::: Exercise input
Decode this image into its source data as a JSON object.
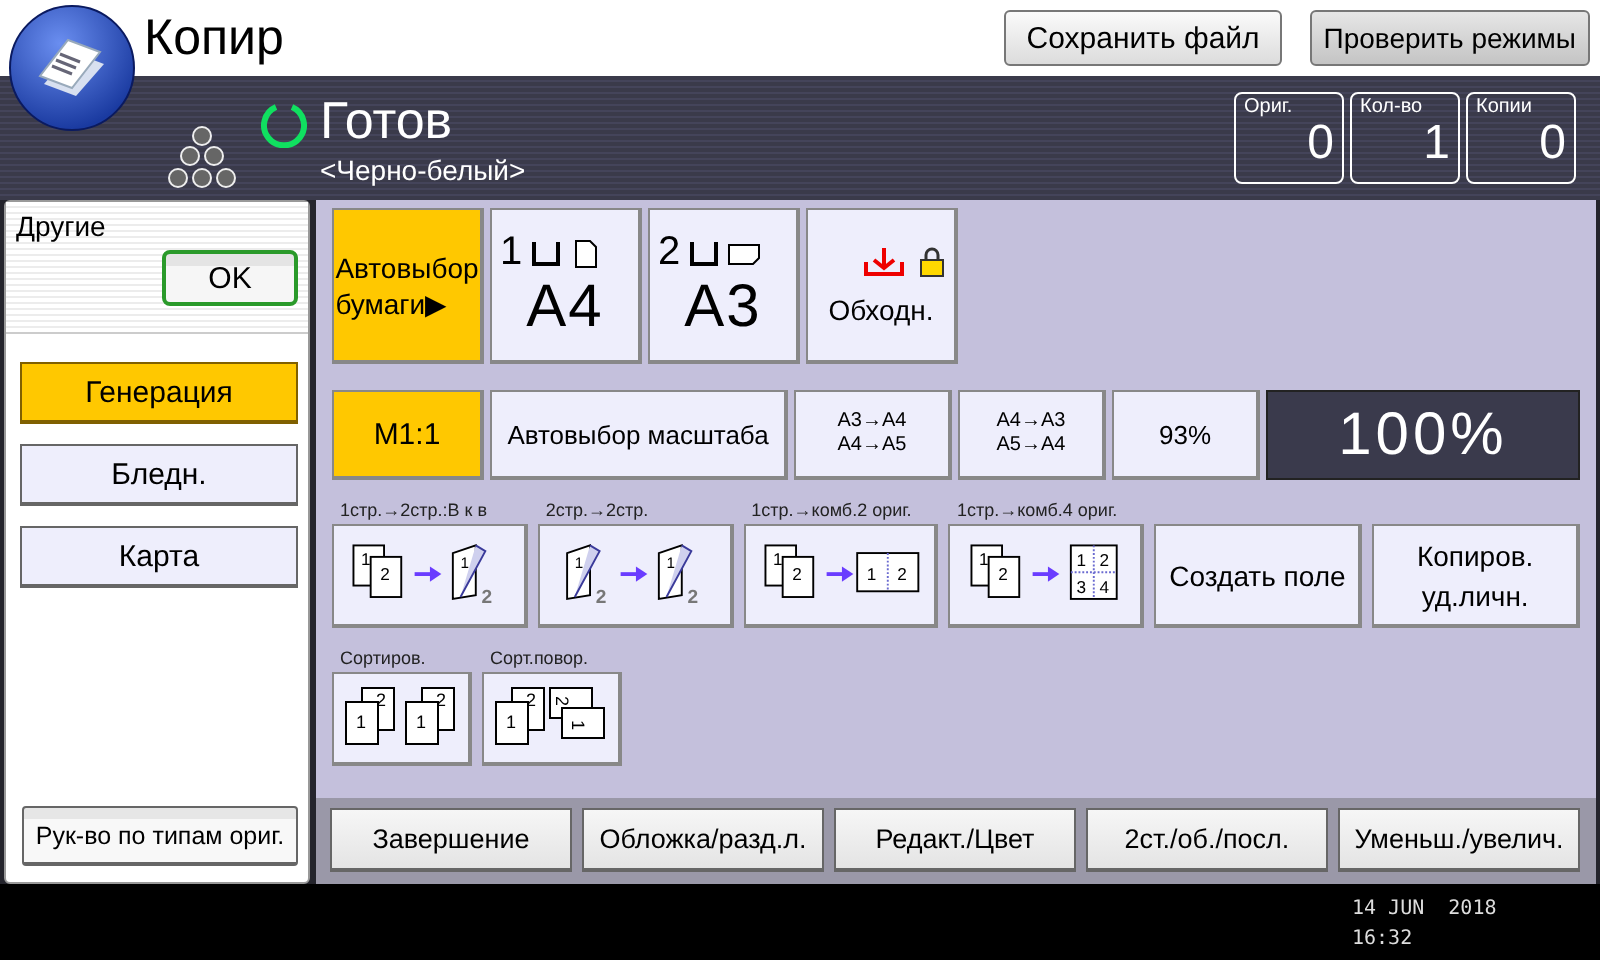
{
  "header": {
    "title": "Копир",
    "buttons": [
      "Сохранить файл",
      "Проверить режимы"
    ]
  },
  "status": {
    "state": "Готов",
    "mode": "<Черно-белый>",
    "counters": [
      {
        "label": "Ориг.",
        "value": "0"
      },
      {
        "label": "Кол-во",
        "value": "1"
      },
      {
        "label": "Копии",
        "value": "0"
      }
    ]
  },
  "sidebar": {
    "title": "Другие",
    "ok": "OK",
    "items": [
      {
        "label": "Генерация",
        "selected": true
      },
      {
        "label": "Бледн.",
        "selected": false
      },
      {
        "label": "Карта",
        "selected": false
      }
    ],
    "guide": "Рук-во по типам ориг."
  },
  "paper": [
    {
      "kind": "auto",
      "label": "Автовыбор бумаги▶",
      "selected": true
    },
    {
      "kind": "tray_portrait",
      "tray": "1",
      "size": "A4",
      "selected": false
    },
    {
      "kind": "tray_landscape",
      "tray": "2",
      "size": "A3",
      "selected": false
    },
    {
      "kind": "bypass",
      "label": "Обходн.",
      "selected": false
    }
  ],
  "ratio": [
    {
      "kind": "text",
      "label": "M1:1",
      "selected": true
    },
    {
      "kind": "text",
      "label": "Автовыбор масштаба",
      "selected": false
    },
    {
      "kind": "pair",
      "lines": [
        "A3→A4",
        "A4→A5"
      ],
      "selected": false
    },
    {
      "kind": "pair",
      "lines": [
        "A4→A3",
        "A5→A4"
      ],
      "selected": false
    },
    {
      "kind": "text",
      "label": "93%",
      "selected": false
    }
  ],
  "ratio_display": "100%",
  "layout_options": [
    {
      "caption": "1стр.→2стр.:В к в",
      "from": {
        "kind": "stack",
        "digits": [
          "1",
          "2"
        ]
      },
      "to": {
        "kind": "flip",
        "digits": [
          "1",
          "2"
        ]
      }
    },
    {
      "caption": "2стр.→2стр.",
      "from": {
        "kind": "flip",
        "digits": [
          "1",
          "2"
        ]
      },
      "to": {
        "kind": "flip",
        "digits": [
          "1",
          "2"
        ]
      }
    },
    {
      "caption": "1стр.→комб.2 ориг.",
      "from": {
        "kind": "stack",
        "digits": [
          "1",
          "2"
        ]
      },
      "to": {
        "kind": "grid2",
        "digits": [
          "1",
          "2"
        ]
      }
    },
    {
      "caption": "1стр.→комб.4 ориг.",
      "from": {
        "kind": "stack",
        "digits": [
          "1",
          "2"
        ]
      },
      "to": {
        "kind": "grid4",
        "digits": [
          "1",
          "2",
          "3",
          "4"
        ]
      }
    }
  ],
  "text_buttons": [
    "Создать поле",
    "Копиров. уд.личн."
  ],
  "sort_options": [
    {
      "caption": "Сортиров.",
      "kind": "sort",
      "digits": [
        "1",
        "2",
        "1",
        "2"
      ]
    },
    {
      "caption": "Сорт.повор.",
      "kind": "rotate",
      "digits": [
        "1",
        "2",
        "2",
        "1"
      ]
    }
  ],
  "bottom_tabs": [
    "Завершение",
    "Обложка/разд.л.",
    "Редакт./Цвет",
    "2ст./об./посл.",
    "Уменьш./увелич."
  ],
  "clock": {
    "date": "14 JUN  2018",
    "time": "16:32"
  }
}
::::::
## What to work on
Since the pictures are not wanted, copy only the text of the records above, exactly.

## Result
Decode this image into its source data as a JSON object.
{
  "header": {
    "title": "Копир",
    "buttons": [
      "Сохранить файл",
      "Проверить режимы"
    ]
  },
  "status": {
    "state": "Готов",
    "mode": "<Черно-белый>",
    "counters": [
      {
        "label": "Ориг.",
        "value": "0"
      },
      {
        "label": "Кол-во",
        "value": "1"
      },
      {
        "label": "Копии",
        "value": "0"
      }
    ]
  },
  "sidebar": {
    "title": "Другие",
    "ok": "OK",
    "items": [
      {
        "label": "Генерация",
        "selected": true
      },
      {
        "label": "Бледн.",
        "selected": false
      },
      {
        "label": "Карта",
        "selected": false
      }
    ],
    "guide": "Рук-во по типам ориг."
  },
  "paper": [
    {
      "kind": "auto",
      "label": "Автовыбор бумаги▶",
      "selected": true
    },
    {
      "kind": "tray_portrait",
      "tray": "1",
      "size": "A4",
      "selected": false
    },
    {
      "kind": "tray_landscape",
      "tray": "2",
      "size": "A3",
      "selected": false
    },
    {
      "kind": "bypass",
      "label": "Обходн.",
      "selected": false
    }
  ],
  "ratio": [
    {
      "kind": "text",
      "label": "M1:1",
      "selected": true
    },
    {
      "kind": "text",
      "label": "Автовыбор масштаба",
      "selected": false
    },
    {
      "kind": "pair",
      "lines": [
        "A3→A4",
        "A4→A5"
      ],
      "selected": false
    },
    {
      "kind": "pair",
      "lines": [
        "A4→A3",
        "A5→A4"
      ],
      "selected": false
    },
    {
      "kind": "text",
      "label": "93%",
      "selected": false
    }
  ],
  "ratio_display": "100%",
  "layout_options": [
    {
      "caption": "1стр.→2стр.:В к в",
      "from": {
        "kind": "stack",
        "digits": [
          "1",
          "2"
        ]
      },
      "to": {
        "kind": "flip",
        "digits": [
          "1",
          "2"
        ]
      }
    },
    {
      "caption": "2стр.→2стр.",
      "from": {
        "kind": "flip",
        "digits": [
          "1",
          "2"
        ]
      },
      "to": {
        "kind": "flip",
        "digits": [
          "1",
          "2"
        ]
      }
    },
    {
      "caption": "1стр.→комб.2 ориг.",
      "from": {
        "kind": "stack",
        "digits": [
          "1",
          "2"
        ]
      },
      "to": {
        "kind": "grid2",
        "digits": [
          "1",
          "2"
        ]
      }
    },
    {
      "caption": "1стр.→комб.4 ориг.",
      "from": {
        "kind": "stack",
        "digits": [
          "1",
          "2"
        ]
      },
      "to": {
        "kind": "grid4",
        "digits": [
          "1",
          "2",
          "3",
          "4"
        ]
      }
    }
  ],
  "text_buttons": [
    "Создать поле",
    "Копиров. уд.личн."
  ],
  "sort_options": [
    {
      "caption": "Сортиров.",
      "kind": "sort",
      "digits": [
        "1",
        "2",
        "1",
        "2"
      ]
    },
    {
      "caption": "Сорт.повор.",
      "kind": "rotate",
      "digits": [
        "1",
        "2",
        "2",
        "1"
      ]
    }
  ],
  "bottom_tabs": [
    "Завершение",
    "Обложка/разд.л.",
    "Редакт./Цвет",
    "2ст./об./посл.",
    "Уменьш./увелич."
  ],
  "clock": {
    "date": "14 JUN  2018",
    "time": "16:32"
  }
}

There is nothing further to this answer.